This side of the building is actually seen in a couple of shots in the film, but I haven’t been able to find as much detailed information about the other sides – in particular, the opposite side that faces the castle proper. For that facade, I’ve just used the same details as what you see here, but I can’t deny the possibility that some of the details were a little different. (I wonder in particular if they really would have put the Hogwarts crest on the other side.) Unless I find elevations or images of that part of the miniature, I may never know…when the greenhouses and conservatory were added in COS, this small gatehouse disappeared forever.

Anyway, here are a couple of before-and-after sliders to play with! On the left is the Sorcerer’s Stone castle; the right is Prisoner of Azkaban. (The changes we’re currently focused on occurred in Chamber of Secrets, but you’ll of course see some Azkaban changes too.)

I’ll wrap up this post with a view of some additional work I did next on the west side of the Alnwick Castle warder’s tower. Here there are again some details that differ a bit between the VFX miniature and the real-world filming location; I’m primarily going off of the miniature, though Alnwick does provide invaluable reference as well. I guess you could say my goal is to capture the shared imagined reality that the model and the location both help bring to life.

The two contenders for my next area of focus are the transfiguration/middle/Durham courtyard and the training grounds tower. I’m much more excited at the prospect of doing the latter, but I think I may tackle the courtyard first. Be sure to subscribe to be notified with future updates!

Finishing the Bell Towers – “Azkaban” AND Original Versions!

Here we go – those bell towers need to be completed. I finished the intricate openings and decorative motifs in the middle parts of the towers. Fortunately, these never changed in any of the films, even when the tops of the towers changed, so I only had to create them this once!

Then, to complete the bell towers, I added the tops of the towers, which are very similar to the top of the central tower – just shrunk by about 23%, and with a few minor design differences. I was grateful for this not only because it allowed me to reuse elements from the central tower, but also because I discovered a mistake in the central tower in the process. All fixed now!

Of course, there are two versions of the bell towers: the original design, and this Prisoner of Azkaban redesign. With the latter complete, I decided to switch over and do the former as well!

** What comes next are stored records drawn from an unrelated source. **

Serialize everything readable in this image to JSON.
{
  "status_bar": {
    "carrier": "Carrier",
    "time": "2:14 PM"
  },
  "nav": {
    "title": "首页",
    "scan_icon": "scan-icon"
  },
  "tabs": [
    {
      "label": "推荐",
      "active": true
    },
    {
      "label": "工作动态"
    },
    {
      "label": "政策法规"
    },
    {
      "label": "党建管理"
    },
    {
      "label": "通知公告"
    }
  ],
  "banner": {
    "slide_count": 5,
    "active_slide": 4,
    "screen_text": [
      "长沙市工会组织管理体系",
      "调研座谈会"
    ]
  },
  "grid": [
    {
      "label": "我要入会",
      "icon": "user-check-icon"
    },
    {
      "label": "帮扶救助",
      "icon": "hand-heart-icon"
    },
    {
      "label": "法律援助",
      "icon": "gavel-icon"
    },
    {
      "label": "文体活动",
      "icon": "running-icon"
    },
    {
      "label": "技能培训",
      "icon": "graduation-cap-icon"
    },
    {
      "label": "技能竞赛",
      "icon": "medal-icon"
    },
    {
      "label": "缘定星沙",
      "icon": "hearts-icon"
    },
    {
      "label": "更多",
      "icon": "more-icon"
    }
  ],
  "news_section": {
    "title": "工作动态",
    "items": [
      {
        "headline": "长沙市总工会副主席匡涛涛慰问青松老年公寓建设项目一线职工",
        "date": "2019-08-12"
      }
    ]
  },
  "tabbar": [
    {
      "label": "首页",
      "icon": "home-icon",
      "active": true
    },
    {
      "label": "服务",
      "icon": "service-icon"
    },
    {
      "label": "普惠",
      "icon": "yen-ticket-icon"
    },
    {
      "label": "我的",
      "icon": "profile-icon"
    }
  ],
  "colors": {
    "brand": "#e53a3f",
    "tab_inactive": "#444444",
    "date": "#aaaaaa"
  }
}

Sadly, photogrammetry is no help when it comes to the original tops of the bell towers, but their simple design is pretty easy to eyeball. A few of the smallest details were educated guesses – for instance, I’ve added windowpanes in a few areas that could just be openings.

Anyway, enough talk – let’s compare the two designs! Drag the slider below to compare the original Sorcerer’s Stone design (left) to the Prisoner of Azkaban redesign (right). (The smaller tower above the Long Gallery will also come and go, since that was added in Chamber of Secrets.)

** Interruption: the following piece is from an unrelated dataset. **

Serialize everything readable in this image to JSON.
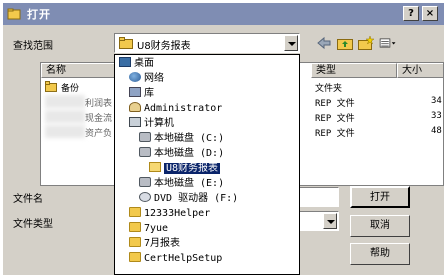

Here’s a reverse angle:

Surprise – there’s the original design of the central tower, too! I snuck that in there as well.

Viewing the whole castle from lake level, you can really see what a difference this simple redesign of these three towers made in the castle’s overall silhouette and character. My model is also looking a lot more complete overall!

Adding the wall between the bell towers was easy, since all of its elements are similar to stuff I’ve already created. I briefly considered tackling the greenhouses next, but then I got distracted by the adjacent walls that bring us to the training grounds tower and the middle courtyard, which will probably be where I go in our next blog post.

In the meantime, Ms. Rowling continues to tweet disappointingly misguided things about transgender people. For what it’s worth – if you, dear reader, happen to be trans, non-binary, or a member of any other oft-marginalized community, know that this Hogwarts (incomplete though it may be) will always be there to welcome your awesome self, and so will I.